I had forgotten what a nightmare "summer vacation" used to be. And I didn't yet understand that most mothers have to juggle summer plans with their work demands, and that neighborhood kids are no longer hanging around to ride bikes or splash in a pool together. Yep, like my grandkids, they are at summer activities and camps.
In 2014, a 3-month summer vacation makes no sense at all. Children still need to be scheduled into an array of activities to enable their parents to work. Some of these activities are simply time-killers -- glorified babysitting at best, unsupervised chaos at worst.
A word about those summer activities for kids - they are often not well run and sometimes not even safe. Here's what went down at a summer "enrichment" camp in my neck of the woods costing over $800 for 4 weeks. It was basically run by CITs (translation - middle school age "counselors in training" who have more in common with the campers than with high school/college aged counselors). The official counselors were only a tad better and the campers, some as young as 6 or 7, were basically unsupervised at parks, pools, beaches, and on field trips. There was no effort made to help the younger children negotiate things like choosing partners (a painful experience that left the littlest ones unselected until the end) or activity groups. Relational aggression was unaddressed. Aside from being responsible for their own safety and adopting middle school strategies to ensure they were included, often at the expense of another child, what did these children learn?
After less-than-idyllic experiences like the one described above, children need to spend the first two months of the school year relearning things they have forgotten. For a child with learning problems, this lag is disastrous.
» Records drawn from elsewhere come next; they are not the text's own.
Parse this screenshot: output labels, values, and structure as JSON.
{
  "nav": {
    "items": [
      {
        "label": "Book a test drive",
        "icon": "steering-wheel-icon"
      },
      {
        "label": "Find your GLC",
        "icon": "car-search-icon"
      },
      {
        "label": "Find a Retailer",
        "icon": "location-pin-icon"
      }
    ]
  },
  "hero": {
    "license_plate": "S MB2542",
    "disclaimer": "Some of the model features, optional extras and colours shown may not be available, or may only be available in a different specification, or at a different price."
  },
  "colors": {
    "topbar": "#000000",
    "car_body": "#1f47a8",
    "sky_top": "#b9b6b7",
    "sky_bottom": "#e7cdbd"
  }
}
What about summer school for kids who can't afford to lose skills? Well, in our community, summer school consists of 16 half-days. Parents who can afford it supplement with tutoring (more scheduling nightmares). Parents who cannot watch their children struggle mightily in the fall.
It is time we wake up to the realities of the 21st century and adopt a version of year-round schooling. Most children have parents who work. Most families cannot afford quality programs that enrich their children's lives and ensure their safety during summer break. Most teachers would prefer to teach all year to earn a better wage. The summer bubbles of years gone by have popped.